All clinical parameters were normal, adjacent lymph nodes were not affected, and there was no clinical evidence of additional neoplastic growths in this goat.
Although tumor-associated macrophages (TAM's) constitute the principal source of MMP9 in the zone of neoplastic growth, it should be noted that this molecule may be also synthesized by neoplastic cells, stromal neutrophils, fibroblasts, and mastocytes [29].
It was decided to remove the neoplastic growth by surgery.
This report clearly indicates that ocular SCC can be successfully managed by timely surgical excision of neoplastic growth and confirmatory diagnosis could be achieved by histopathological evaluation.
The causative agent of nasal adenocarcinoma is retrovirus and induces unilateral or bilateral neoplastic growth in mucosal nasal glands of ethmoidal area (De las Heras et al., 1993, 2003).
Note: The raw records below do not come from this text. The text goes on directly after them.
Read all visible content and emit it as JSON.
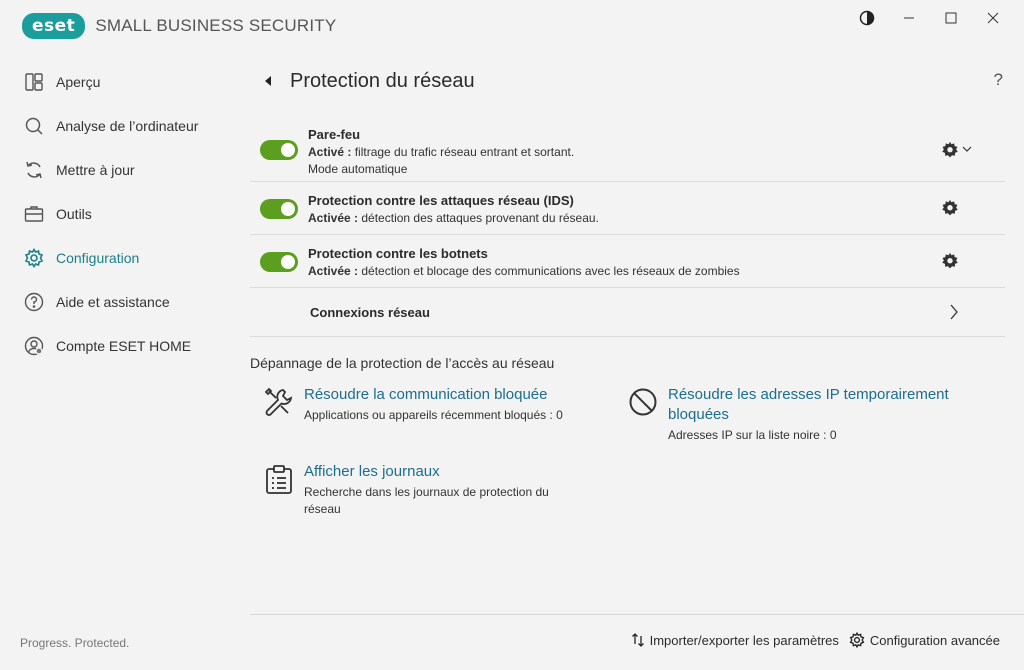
{
  "app": {
    "logo_text": "eset",
    "product_name": "SMALL BUSINESS SECURITY",
    "status": "Progress. Protected."
  },
  "colors": {
    "accent": "#1b9d9b",
    "toggle_on": "#5c9e1e",
    "link": "#1b6e8f"
  },
  "window": {
    "controls": [
      "contrast-icon",
      "minimize-icon",
      "maximize-icon",
      "close-icon"
    ]
  },
  "sidebar": {
    "items": [
      {
        "label": "Aperçu",
        "icon": "dashboard-icon",
        "active": false
      },
      {
        "label": "Analyse de l’ordinateur",
        "icon": "search-icon",
        "active": false
      },
      {
        "label": "Mettre à jour",
        "icon": "refresh-icon",
        "active": false
      },
      {
        "label": "Outils",
        "icon": "toolbox-icon",
        "active": false
      },
      {
        "label": "Configuration",
        "icon": "gear-icon",
        "active": true
      },
      {
        "label": "Aide et assistance",
        "icon": "help-icon",
        "active": false
      },
      {
        "label": "Compte ESET HOME",
        "icon": "account-icon",
        "active": false
      }
    ]
  },
  "main": {
    "title": "Protection du réseau",
    "help": "?",
    "modules": [
      {
        "title": "Pare-feu",
        "status_label": "Activé :",
        "status_text": "filtrage du trafic réseau entrant et sortant.",
        "extra": "Mode automatique",
        "enabled": true
      },
      {
        "title": "Protection contre les attaques réseau (IDS)",
        "status_label": "Activée :",
        "status_text": "détection des attaques provenant du réseau.",
        "enabled": true
      },
      {
        "title": "Protection contre les botnets",
        "status_label": "Activée :",
        "status_text": "détection et blocage des communications avec les réseaux de zombies",
        "enabled": true
      }
    ],
    "network_connections": "Connexions réseau",
    "troubleshoot": {
      "title": "Dépannage de la protection de l’accès au réseau",
      "actions": [
        {
          "link": "Résoudre la communication bloquée",
          "desc": "Applications ou appareils récemment bloqués : 0",
          "icon": "tools-icon"
        },
        {
          "link": "Résoudre les adresses IP temporairement bloquées",
          "desc": "Adresses IP sur la liste noire : 0",
          "icon": "blocked-icon"
        },
        {
          "link": "Afficher les journaux",
          "desc": "Recherche dans les journaux de protection du réseau",
          "icon": "clipboard-icon"
        }
      ]
    }
  },
  "footer": {
    "import_export": "Importer/exporter les paramètres",
    "advanced": "Configuration avancée"
  }
}
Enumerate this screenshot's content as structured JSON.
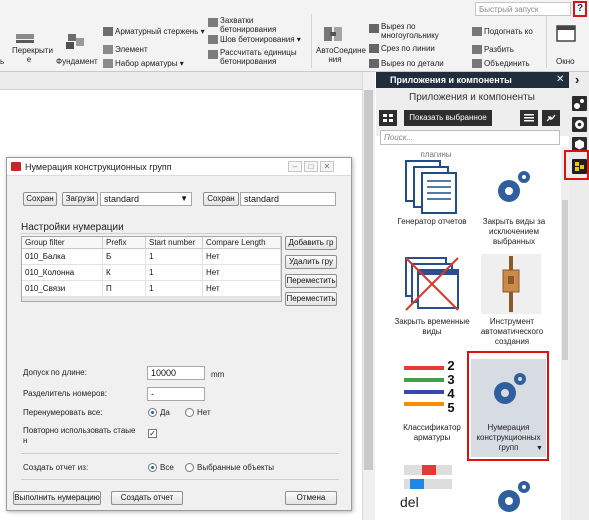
{
  "ribbon": {
    "rebar_label": "Арматурный стержень",
    "element_label": "Элемент",
    "rebar_set_label": "Набор арматуры",
    "floors_label": "Перекрыти е",
    "foundation_label": "Фундамент",
    "grips_label": "Захватки бетонирования",
    "pour_joint_label": "Шов бетонирования",
    "calc_units_label": "Рассчитать единицы бетонирования",
    "auto_connect_label": "АвтоСоедине ния",
    "cut_multi_label": "Вырез по многоугольнику",
    "cut_line_label": "Срез по линии",
    "cut_part_label": "Вырез по детали",
    "fit_label": "Подогнать ко",
    "split_label": "Разбить",
    "merge_label": "Объединить",
    "window_label": "Окно",
    "search_placeholder": "Быстрый запуск",
    "help_glyph": "?",
    "left_edge_label": "ь"
  },
  "dialog": {
    "title": "Нумерация конструкционных групп",
    "save_btn_1": "Сохран",
    "load_btn": "Загрузи",
    "preset_value": "standard",
    "save_btn_2": "Сохран",
    "preset_name_value": "standard",
    "section_title": "Настройки нумерации",
    "columns": [
      "Group filter",
      "Prefix",
      "Start number",
      "Compare Length"
    ],
    "rows": [
      {
        "filter": "010_Балка",
        "prefix": "Б",
        "start": "1",
        "compare": "Нет"
      },
      {
        "filter": "010_Колонна",
        "prefix": "К",
        "start": "1",
        "compare": "Нет"
      },
      {
        "filter": "010_Связи",
        "prefix": "П",
        "start": "1",
        "compare": "Нет"
      }
    ],
    "add_btn": "Добавить гр",
    "delete_btn": "Удалить гру",
    "move_btn_1": "Переместить",
    "move_btn_2": "Переместить",
    "tolerance_label": "Допуск по длине:",
    "tolerance_value": "10000",
    "tolerance_unit": "mm",
    "separator_label": "Разделитель номеров:",
    "separator_value": "-",
    "renumber_label": "Перенумеровать все:",
    "renumber_yes": "Да",
    "renumber_no": "Нет",
    "reuse_label": "Повторно использовать стаые н",
    "reuse_checked": true,
    "report_label": "Создать отчет из:",
    "report_all": "Все",
    "report_selected": "Выбранные объекты",
    "run_btn": "Выполнить нумерацию",
    "report_btn": "Создать отчет",
    "cancel_btn": "Отмена",
    "min_glyph": "–",
    "max_glyph": "□",
    "close_glyph": "✕"
  },
  "panel": {
    "header": "Приложения и компоненты",
    "close_glyph": "✕",
    "subtitle": "Приложения и компоненты",
    "show_selected_btn": "Показать выбранное",
    "search_placeholder": "Поиск...",
    "partial_top_label": "Показать все плагины",
    "tiles": [
      {
        "label": "Генератор отчетов"
      },
      {
        "label": "Закрыть виды за исключением выбранных"
      },
      {
        "label": "Закрыть временные виды"
      },
      {
        "label": "Инструмент автоматического создания"
      },
      {
        "label": "Классификатор арматуры"
      },
      {
        "label": "Нумерация конструкционных групп"
      },
      {
        "label": "del"
      }
    ],
    "rebar_numbers": [
      "2",
      "3",
      "4",
      "5"
    ],
    "collapse_glyph": "›"
  },
  "colors": {
    "highlight": "#e01010",
    "panel_header": "#1f2d3d",
    "gear_blue": "#2f5f9e"
  }
}
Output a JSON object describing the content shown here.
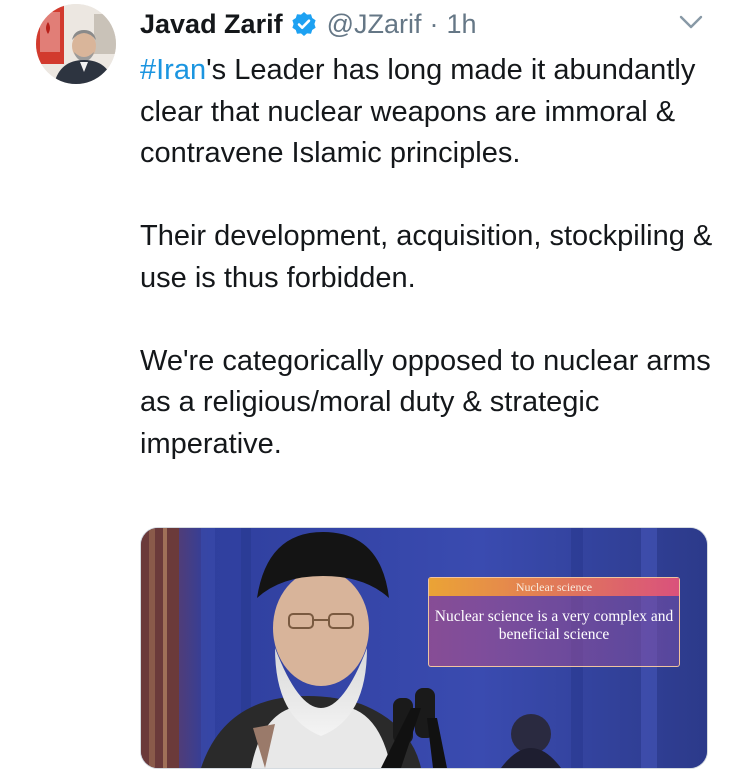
{
  "author": {
    "display_name": "Javad Zarif",
    "handle": "@JZarif",
    "separator": "·",
    "time": "1h",
    "verified_icon": "verified-badge-icon"
  },
  "tweet": {
    "hashtag": "#Iran",
    "line1_rest": "'s Leader has long made it abundantly clear that nuclear weapons are immoral & contravene Islamic principles.",
    "paragraph2": "Their development, acquisition, stockpiling & use is thus forbidden.",
    "paragraph3": "We're categorically opposed to nuclear arms as a religious/moral duty & strategic imperative."
  },
  "media": {
    "caption_header": "Nuclear science",
    "caption_text": "Nuclear science is a very complex and beneficial science"
  },
  "colors": {
    "link": "#1b95e0",
    "verified": "#1da1f2",
    "secondary_text": "#657786",
    "primary_text": "#14171a"
  },
  "icons": {
    "caret": "chevron-down-icon",
    "avatar": "avatar"
  }
}
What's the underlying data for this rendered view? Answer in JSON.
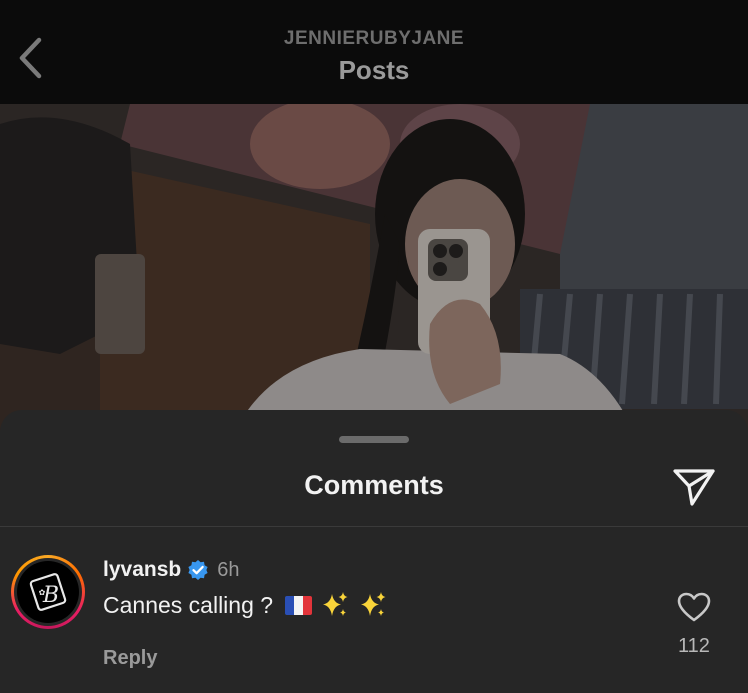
{
  "header": {
    "back_icon": "chevron-left-icon",
    "account": "JENNIERUBYJANE",
    "title": "Posts"
  },
  "post": {
    "image": "mirror-selfie-photo"
  },
  "comments_sheet": {
    "title": "Comments",
    "share_icon": "paper-plane-icon",
    "comments": [
      {
        "username": "lyvansb",
        "verified": true,
        "time": "6h",
        "text": "Cannes calling ?",
        "emojis": [
          "france-flag-icon",
          "sparkles-icon",
          "sparkles-icon"
        ],
        "reply_label": "Reply",
        "like_icon": "heart-icon",
        "likes": "112"
      }
    ]
  },
  "colors": {
    "sheet_bg": "#262626",
    "verified_blue": "#3897f0",
    "muted_text": "#9a9a9a"
  }
}
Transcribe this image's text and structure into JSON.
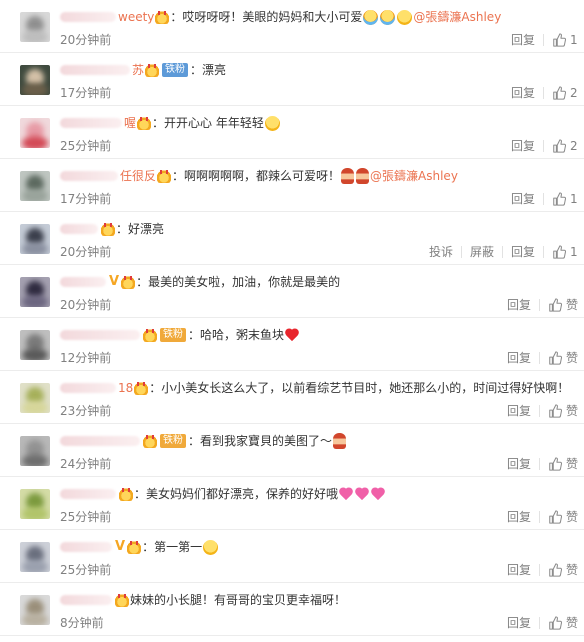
{
  "labels": {
    "reply": "回复",
    "report": "投诉",
    "block": "屏蔽",
    "like_text": "赞"
  },
  "comments": [
    {
      "name_tail": "weety",
      "badge": "",
      "content": "：哎呀呀呀！美眼的妈妈和大小可爱",
      "mention": "@張鑄濂Ashley",
      "time": "20分钟前",
      "likes": "1",
      "avatar": [
        "#d8d8d8",
        "#8f8f8f",
        "#bdbdbd"
      ]
    },
    {
      "name_tail": "苏",
      "badge": "铁粉",
      "content": "：漂亮",
      "mention": "",
      "time": "17分钟前",
      "likes": "2",
      "avatar": [
        "#3f4a3e",
        "#d4c1a8",
        "#6b5f4a"
      ]
    },
    {
      "name_tail": "喔",
      "badge": "",
      "content": "：开开心心 年年轻轻",
      "mention": "",
      "time": "25分钟前",
      "likes": "2",
      "avatar": [
        "#f0d9dc",
        "#e79aa5",
        "#d34a57"
      ]
    },
    {
      "name_tail": "任很反",
      "badge": "",
      "content": "：啊啊啊啊啊，都辣么可爱呀！",
      "mention": "@張鑄濂Ashley",
      "time": "17分钟前",
      "likes": "1",
      "avatar": [
        "#bfc6c1",
        "#5d6a60",
        "#99a39b"
      ]
    },
    {
      "name_tail": "",
      "badge": "",
      "content": "：好漂亮",
      "mention": "",
      "time": "20分钟前",
      "likes": "1",
      "avatar": [
        "#c4cbd6",
        "#3b3f4c",
        "#8a90a0"
      ],
      "extra_actions": true
    },
    {
      "name_tail": "",
      "badge": "",
      "content": "：最美的美女啦，加油，你就是最美的",
      "mention": "",
      "time": "20分钟前",
      "likes": "",
      "avatar": [
        "#a4a0b0",
        "#2f2b40",
        "#6c6680"
      ],
      "vmark": true
    },
    {
      "name_tail": "",
      "badge": "铁粉",
      "content": "：哈哈，粥末鱼块",
      "mention": "",
      "time": "12分钟前",
      "likes": "",
      "avatar": [
        "#bfbfbf",
        "#7a7a7a",
        "#5a5a5a"
      ]
    },
    {
      "name_tail": "18",
      "badge": "",
      "content": "：小小美女长这么大了，以前看综艺节目时，她还那么小的，时间过得好快啊！",
      "mention": "",
      "time": "23分钟前",
      "likes": "",
      "avatar": [
        "#e0e0c8",
        "#a6b05a",
        "#d6d69a"
      ]
    },
    {
      "name_tail": "",
      "badge": "铁粉",
      "content": "：看到我家寶貝的美图了～",
      "mention": "",
      "time": "24分钟前",
      "likes": "",
      "avatar": [
        "#b8b8b8",
        "#929292",
        "#6e6e6e"
      ]
    },
    {
      "name_tail": "",
      "badge": "",
      "content": "：美女妈妈们都好漂亮，保养的好好哦",
      "mention": "",
      "time": "25分钟前",
      "likes": "",
      "avatar": [
        "#d4dca6",
        "#7c9a3e",
        "#b1c46a"
      ]
    },
    {
      "name_tail": "",
      "badge": "",
      "content": "：第一第一",
      "mention": "",
      "time": "25分钟前",
      "likes": "",
      "avatar": [
        "#cdd0d8",
        "#6a6f7e",
        "#9aa0ae"
      ],
      "vmark": true
    },
    {
      "name_tail": "",
      "badge": "",
      "content": "妹妹的小长腿！有哥哥的宝贝更幸福呀！",
      "mention": "",
      "time": "8分钟前",
      "likes": "",
      "avatar": [
        "#d9d9d9",
        "#9a8f7a",
        "#b8b0a0"
      ]
    }
  ]
}
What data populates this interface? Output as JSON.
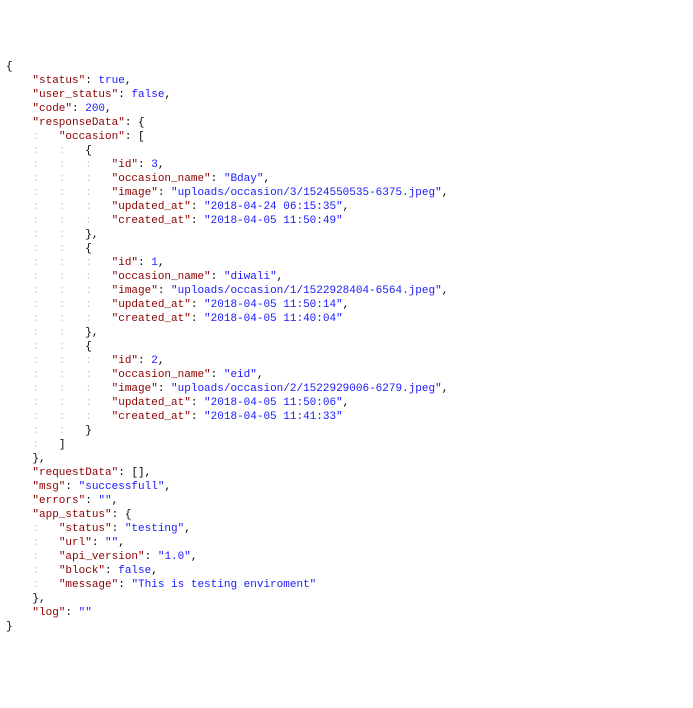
{
  "lines": [
    [
      [
        "pun",
        "{"
      ]
    ],
    [
      [
        "pun",
        "    "
      ],
      [
        "key",
        "\"status\""
      ],
      [
        "col",
        ": "
      ],
      [
        "lit",
        "true"
      ],
      [
        "pun",
        ","
      ]
    ],
    [
      [
        "pun",
        "    "
      ],
      [
        "key",
        "\"user_status\""
      ],
      [
        "col",
        ": "
      ],
      [
        "lit",
        "false"
      ],
      [
        "pun",
        ","
      ]
    ],
    [
      [
        "pun",
        "    "
      ],
      [
        "key",
        "\"code\""
      ],
      [
        "col",
        ": "
      ],
      [
        "lit",
        "200"
      ],
      [
        "pun",
        ","
      ]
    ],
    [
      [
        "pun",
        "    "
      ],
      [
        "key",
        "\"responseData\""
      ],
      [
        "col",
        ": "
      ],
      [
        "pun",
        "{"
      ]
    ],
    [
      [
        "faint",
        "    :   "
      ],
      [
        "key",
        "\"occasion\""
      ],
      [
        "col",
        ": "
      ],
      [
        "pun",
        "["
      ]
    ],
    [
      [
        "faint",
        "    :   :   "
      ],
      [
        "pun",
        "{"
      ]
    ],
    [
      [
        "faint",
        "    :   :   :   "
      ],
      [
        "key",
        "\"id\""
      ],
      [
        "col",
        ": "
      ],
      [
        "lit",
        "3"
      ],
      [
        "pun",
        ","
      ]
    ],
    [
      [
        "faint",
        "    :   :   :   "
      ],
      [
        "key",
        "\"occasion_name\""
      ],
      [
        "col",
        ": "
      ],
      [
        "str",
        "\"Bday\""
      ],
      [
        "pun",
        ","
      ]
    ],
    [
      [
        "faint",
        "    :   :   :   "
      ],
      [
        "key",
        "\"image\""
      ],
      [
        "col",
        ": "
      ],
      [
        "str",
        "\"uploads/occasion/3/1524550535-6375.jpeg\""
      ],
      [
        "pun",
        ","
      ]
    ],
    [
      [
        "faint",
        "    :   :   :   "
      ],
      [
        "key",
        "\"updated_at\""
      ],
      [
        "col",
        ": "
      ],
      [
        "str",
        "\"2018-04-24 06:15:35\""
      ],
      [
        "pun",
        ","
      ]
    ],
    [
      [
        "faint",
        "    :   :   :   "
      ],
      [
        "key",
        "\"created_at\""
      ],
      [
        "col",
        ": "
      ],
      [
        "str",
        "\"2018-04-05 11:50:49\""
      ]
    ],
    [
      [
        "faint",
        "    :   :   "
      ],
      [
        "pun",
        "},"
      ]
    ],
    [
      [
        "faint",
        "    :   :   "
      ],
      [
        "pun",
        "{"
      ]
    ],
    [
      [
        "faint",
        "    :   :   :   "
      ],
      [
        "key",
        "\"id\""
      ],
      [
        "col",
        ": "
      ],
      [
        "lit",
        "1"
      ],
      [
        "pun",
        ","
      ]
    ],
    [
      [
        "faint",
        "    :   :   :   "
      ],
      [
        "key",
        "\"occasion_name\""
      ],
      [
        "col",
        ": "
      ],
      [
        "str",
        "\"diwali\""
      ],
      [
        "pun",
        ","
      ]
    ],
    [
      [
        "faint",
        "    :   :   :   "
      ],
      [
        "key",
        "\"image\""
      ],
      [
        "col",
        ": "
      ],
      [
        "str",
        "\"uploads/occasion/1/1522928404-6564.jpeg\""
      ],
      [
        "pun",
        ","
      ]
    ],
    [
      [
        "faint",
        "    :   :   :   "
      ],
      [
        "key",
        "\"updated_at\""
      ],
      [
        "col",
        ": "
      ],
      [
        "str",
        "\"2018-04-05 11:50:14\""
      ],
      [
        "pun",
        ","
      ]
    ],
    [
      [
        "faint",
        "    :   :   :   "
      ],
      [
        "key",
        "\"created_at\""
      ],
      [
        "col",
        ": "
      ],
      [
        "str",
        "\"2018-04-05 11:40:04\""
      ]
    ],
    [
      [
        "faint",
        "    :   :   "
      ],
      [
        "pun",
        "},"
      ]
    ],
    [
      [
        "faint",
        "    :   :   "
      ],
      [
        "pun",
        "{"
      ]
    ],
    [
      [
        "faint",
        "    :   :   :   "
      ],
      [
        "key",
        "\"id\""
      ],
      [
        "col",
        ": "
      ],
      [
        "lit",
        "2"
      ],
      [
        "pun",
        ","
      ]
    ],
    [
      [
        "faint",
        "    :   :   :   "
      ],
      [
        "key",
        "\"occasion_name\""
      ],
      [
        "col",
        ": "
      ],
      [
        "str",
        "\"eid\""
      ],
      [
        "pun",
        ","
      ]
    ],
    [
      [
        "faint",
        "    :   :   :   "
      ],
      [
        "key",
        "\"image\""
      ],
      [
        "col",
        ": "
      ],
      [
        "str",
        "\"uploads/occasion/2/1522929006-6279.jpeg\""
      ],
      [
        "pun",
        ","
      ]
    ],
    [
      [
        "faint",
        "    :   :   :   "
      ],
      [
        "key",
        "\"updated_at\""
      ],
      [
        "col",
        ": "
      ],
      [
        "str",
        "\"2018-04-05 11:50:06\""
      ],
      [
        "pun",
        ","
      ]
    ],
    [
      [
        "faint",
        "    :   :   :   "
      ],
      [
        "key",
        "\"created_at\""
      ],
      [
        "col",
        ": "
      ],
      [
        "str",
        "\"2018-04-05 11:41:33\""
      ]
    ],
    [
      [
        "faint",
        "    :   :   "
      ],
      [
        "pun",
        "}"
      ]
    ],
    [
      [
        "faint",
        "    :   "
      ],
      [
        "pun",
        "]"
      ]
    ],
    [
      [
        "pun",
        "    },"
      ]
    ],
    [
      [
        "pun",
        "    "
      ],
      [
        "key",
        "\"requestData\""
      ],
      [
        "col",
        ": "
      ],
      [
        "pun",
        "[],"
      ]
    ],
    [
      [
        "pun",
        "    "
      ],
      [
        "key",
        "\"msg\""
      ],
      [
        "col",
        ": "
      ],
      [
        "str",
        "\"successfull\""
      ],
      [
        "pun",
        ","
      ]
    ],
    [
      [
        "pun",
        "    "
      ],
      [
        "key",
        "\"errors\""
      ],
      [
        "col",
        ": "
      ],
      [
        "str",
        "\"\""
      ],
      [
        "pun",
        ","
      ]
    ],
    [
      [
        "pun",
        "    "
      ],
      [
        "key",
        "\"app_status\""
      ],
      [
        "col",
        ": "
      ],
      [
        "pun",
        "{"
      ]
    ],
    [
      [
        "faint",
        "    :   "
      ],
      [
        "key",
        "\"status\""
      ],
      [
        "col",
        ": "
      ],
      [
        "str",
        "\"testing\""
      ],
      [
        "pun",
        ","
      ]
    ],
    [
      [
        "faint",
        "    :   "
      ],
      [
        "key",
        "\"url\""
      ],
      [
        "col",
        ": "
      ],
      [
        "str",
        "\"\""
      ],
      [
        "pun",
        ","
      ]
    ],
    [
      [
        "faint",
        "    :   "
      ],
      [
        "key",
        "\"api_version\""
      ],
      [
        "col",
        ": "
      ],
      [
        "str",
        "\"1.0\""
      ],
      [
        "pun",
        ","
      ]
    ],
    [
      [
        "faint",
        "    :   "
      ],
      [
        "key",
        "\"block\""
      ],
      [
        "col",
        ": "
      ],
      [
        "lit",
        "false"
      ],
      [
        "pun",
        ","
      ]
    ],
    [
      [
        "faint",
        "    :   "
      ],
      [
        "key",
        "\"message\""
      ],
      [
        "col",
        ": "
      ],
      [
        "str",
        "\"This is testing enviroment\""
      ]
    ],
    [
      [
        "pun",
        "    },"
      ]
    ],
    [
      [
        "pun",
        "    "
      ],
      [
        "key",
        "\"log\""
      ],
      [
        "col",
        ": "
      ],
      [
        "str",
        "\"\""
      ]
    ],
    [
      [
        "pun",
        "}"
      ]
    ]
  ]
}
Canine lipomas are benign neoplastic growth of nodules of well-differentiated adipocytes.
Glomus tumors were thought to represent hyperplasia or overgrowth of the glomus body; later, they were considered neoplastic growths or tumorlike, mesodermal developmental disorder.
Duplicate sections of the neoplastic growths were submitted for immunohistochemistry and stained by the Masson trichrome technique.
No neoplastic cells positive for actin were observed in porocarcinomas, in syringomatous carcinomas, in ductal carcinomas, in adenoid cystic carcinomas, or in mucinous carcinomas, demonstrating that myoepithelial cells do not participate in the neoplastic growths of these tumors.
Incidence of non neoplastic growths is higher as compared to neoplastic.